◆ **AIM OF THE TASK**
Each entry below should be given again exactly; the pictures stay out.
***** GIVEN INFORMATION
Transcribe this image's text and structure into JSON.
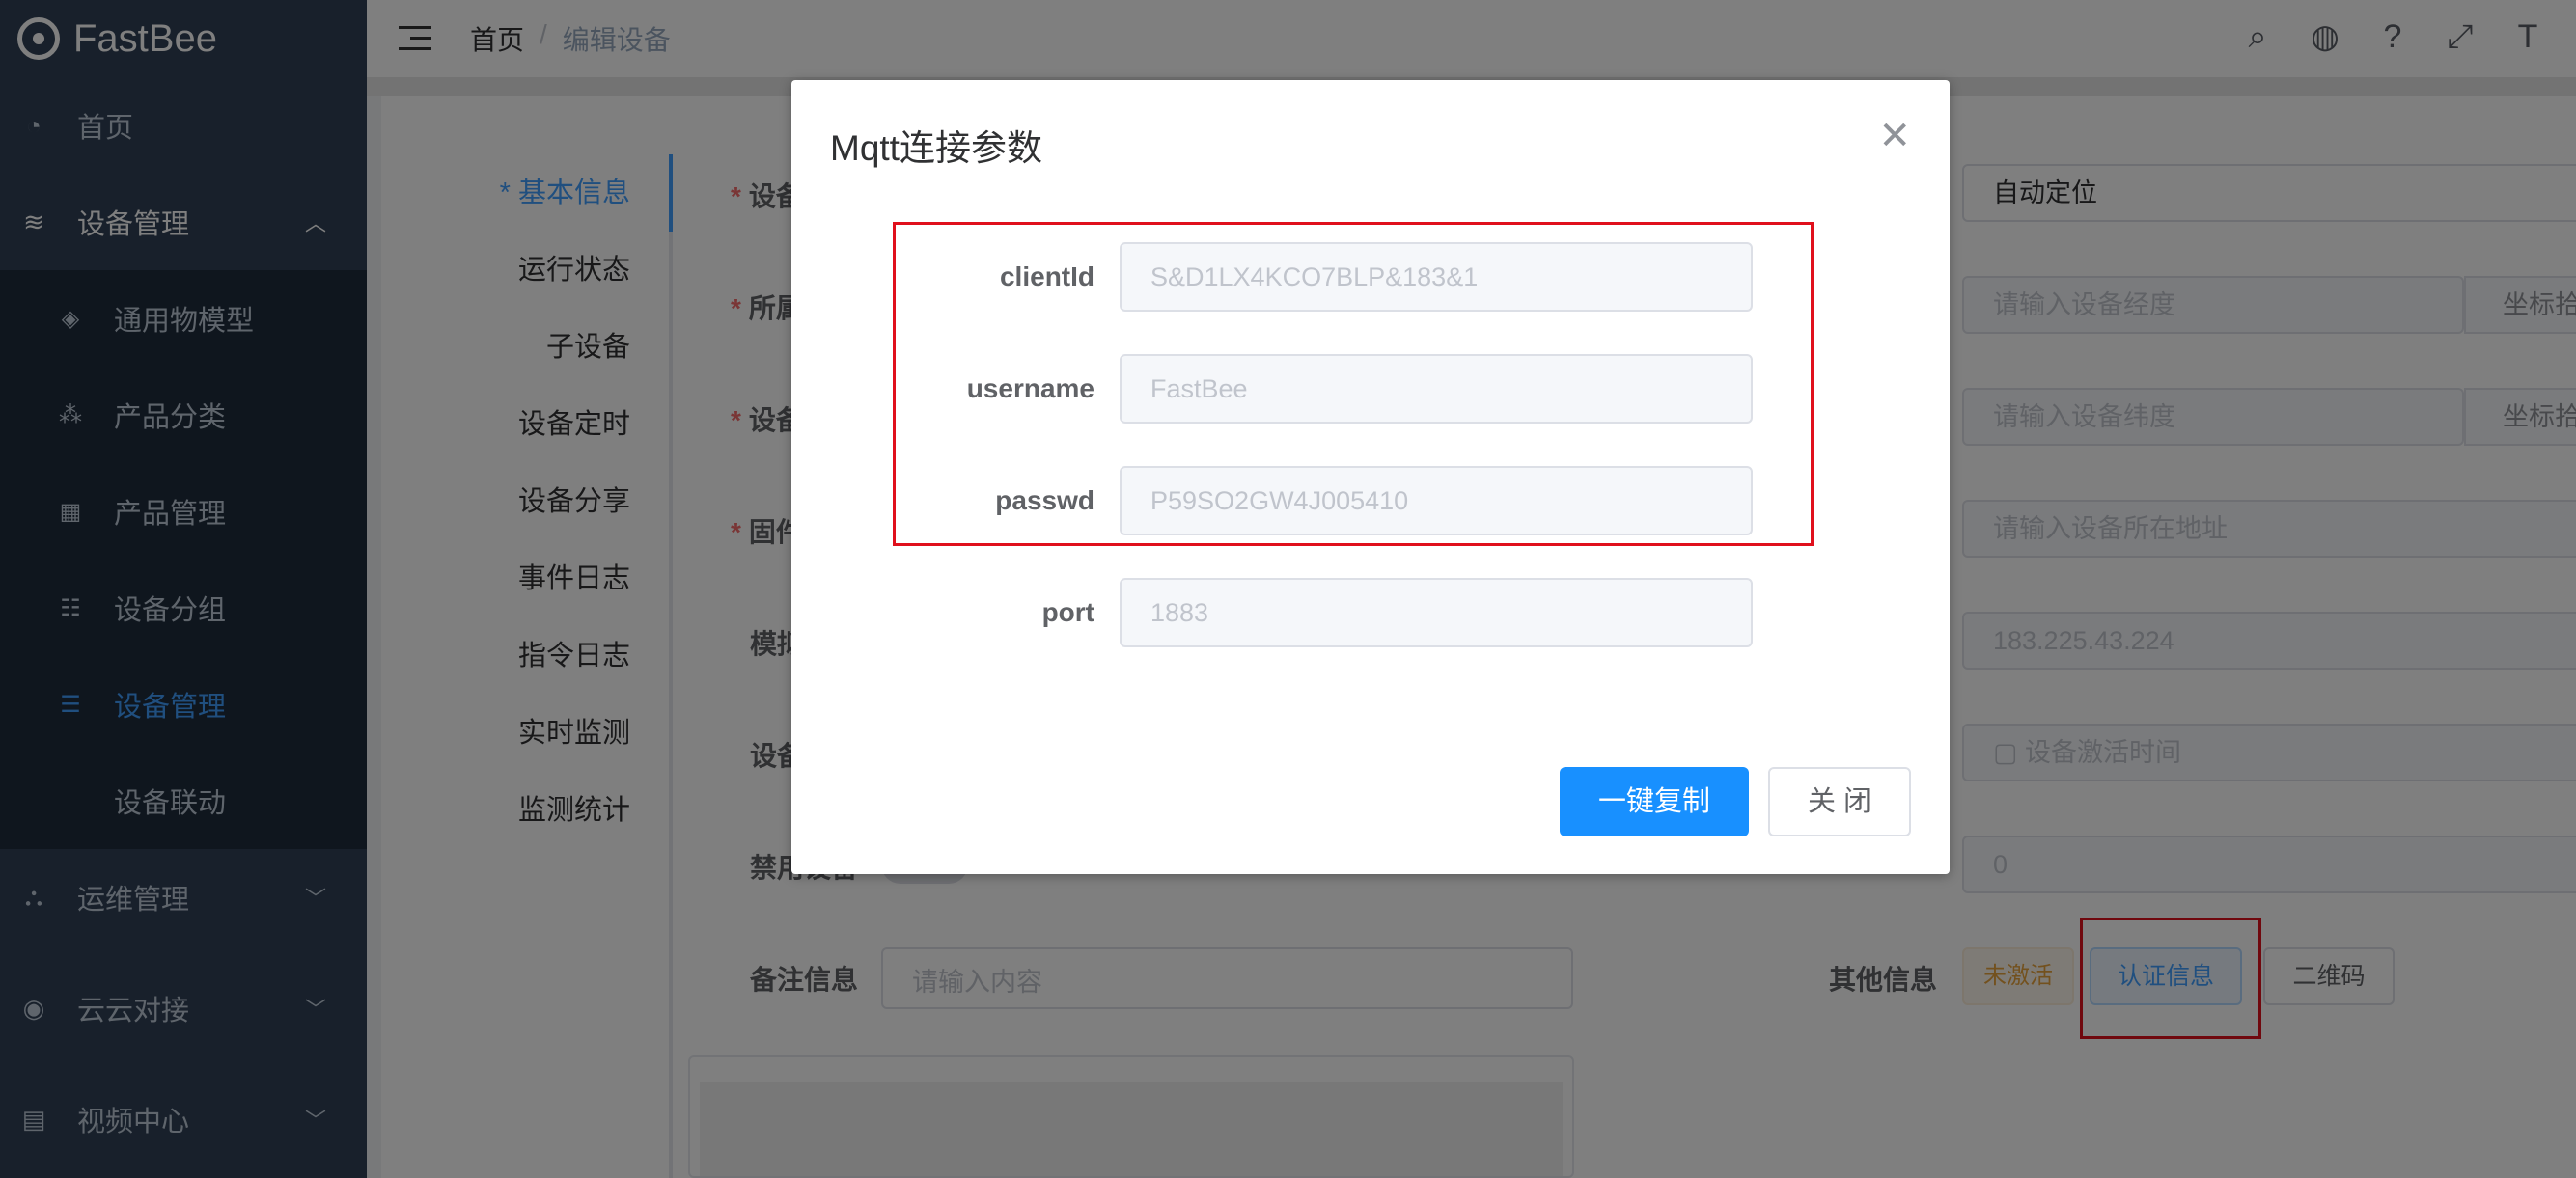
{
  "app": {
    "name": "FastBee"
  },
  "sidebar": {
    "items": [
      {
        "label": "首页",
        "icon": "dashboard-icon"
      },
      {
        "label": "设备管理",
        "icon": "layers-icon",
        "expanded": true,
        "children": [
          {
            "label": "通用物模型",
            "icon": "cube-icon"
          },
          {
            "label": "产品分类",
            "icon": "tree-icon"
          },
          {
            "label": "产品管理",
            "icon": "grid-icon"
          },
          {
            "label": "设备分组",
            "icon": "group-icon"
          },
          {
            "label": "设备管理",
            "icon": "list-icon",
            "active": true
          },
          {
            "label": "设备联动",
            "icon": ""
          }
        ]
      },
      {
        "label": "运维管理",
        "icon": "sitemap-icon"
      },
      {
        "label": "云云对接",
        "icon": "eye-icon"
      },
      {
        "label": "视频中心",
        "icon": "table-icon"
      }
    ]
  },
  "header": {
    "breadcrumb": [
      "首页",
      "编辑设备"
    ],
    "icons": [
      "search-icon",
      "github-icon",
      "help-icon",
      "fullscreen-icon",
      "font-size-icon"
    ]
  },
  "tabs": [
    "* 基本信息",
    "运行状态",
    "子设备",
    "设备定时",
    "设备分享",
    "事件日志",
    "指令日志",
    "实时监测",
    "监测统计"
  ],
  "form": {
    "left_labels": [
      "设备",
      "所属",
      "设备",
      "固件",
      "模拟",
      "设备",
      "禁用设备",
      "备注信息"
    ],
    "remark_placeholder": "请输入内容",
    "location_mode": "自动定位",
    "longitude_placeholder": "请输入设备经度",
    "latitude_placeholder": "请输入设备纬度",
    "coord_pick": "坐标拾",
    "address_placeholder": "请输入设备所在地址",
    "ip": "183.225.43.224",
    "activation_placeholder": "设备激活时间",
    "signal": "0",
    "other_info_label": "其他信息",
    "status_tag": "未激活",
    "auth_button": "认证信息",
    "qrcode_button": "二维码"
  },
  "dialog": {
    "title": "Mqtt连接参数",
    "fields": [
      {
        "label": "clientId",
        "value": "S&D1LX4KCO7BLP&183&1"
      },
      {
        "label": "username",
        "value": "FastBee"
      },
      {
        "label": "passwd",
        "value": "P59SO2GW4J005410"
      },
      {
        "label": "port",
        "value": "1883"
      }
    ],
    "copy_button": "一键复制",
    "close_button": "关 闭"
  },
  "colors": {
    "primary": "#1890ff",
    "sidebar_bg": "#304156",
    "highlight": "#e0101c"
  }
}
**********
◆ **SOLUTION TO THIS TASK**
Transcribe this image's text and structure into JSON.
{
  "app": {
    "name": "FastBee"
  },
  "sidebar": {
    "items": [
      {
        "label": "首页",
        "icon": "dashboard-icon"
      },
      {
        "label": "设备管理",
        "icon": "layers-icon",
        "expanded": true,
        "children": [
          {
            "label": "通用物模型",
            "icon": "cube-icon"
          },
          {
            "label": "产品分类",
            "icon": "tree-icon"
          },
          {
            "label": "产品管理",
            "icon": "grid-icon"
          },
          {
            "label": "设备分组",
            "icon": "group-icon"
          },
          {
            "label": "设备管理",
            "icon": "list-icon",
            "active": true
          },
          {
            "label": "设备联动",
            "icon": ""
          }
        ]
      },
      {
        "label": "运维管理",
        "icon": "sitemap-icon"
      },
      {
        "label": "云云对接",
        "icon": "eye-icon"
      },
      {
        "label": "视频中心",
        "icon": "table-icon"
      }
    ]
  },
  "header": {
    "breadcrumb": [
      "首页",
      "编辑设备"
    ],
    "icons": [
      "search-icon",
      "github-icon",
      "help-icon",
      "fullscreen-icon",
      "font-size-icon"
    ]
  },
  "tabs": [
    "* 基本信息",
    "运行状态",
    "子设备",
    "设备定时",
    "设备分享",
    "事件日志",
    "指令日志",
    "实时监测",
    "监测统计"
  ],
  "form": {
    "left_labels": [
      "设备",
      "所属",
      "设备",
      "固件",
      "模拟",
      "设备",
      "禁用设备",
      "备注信息"
    ],
    "remark_placeholder": "请输入内容",
    "location_mode": "自动定位",
    "longitude_placeholder": "请输入设备经度",
    "latitude_placeholder": "请输入设备纬度",
    "coord_pick": "坐标拾",
    "address_placeholder": "请输入设备所在地址",
    "ip": "183.225.43.224",
    "activation_placeholder": "设备激活时间",
    "signal": "0",
    "other_info_label": "其他信息",
    "status_tag": "未激活",
    "auth_button": "认证信息",
    "qrcode_button": "二维码"
  },
  "dialog": {
    "title": "Mqtt连接参数",
    "fields": [
      {
        "label": "clientId",
        "value": "S&D1LX4KCO7BLP&183&1"
      },
      {
        "label": "username",
        "value": "FastBee"
      },
      {
        "label": "passwd",
        "value": "P59SO2GW4J005410"
      },
      {
        "label": "port",
        "value": "1883"
      }
    ],
    "copy_button": "一键复制",
    "close_button": "关 闭"
  },
  "colors": {
    "primary": "#1890ff",
    "sidebar_bg": "#304156",
    "highlight": "#e0101c"
  }
}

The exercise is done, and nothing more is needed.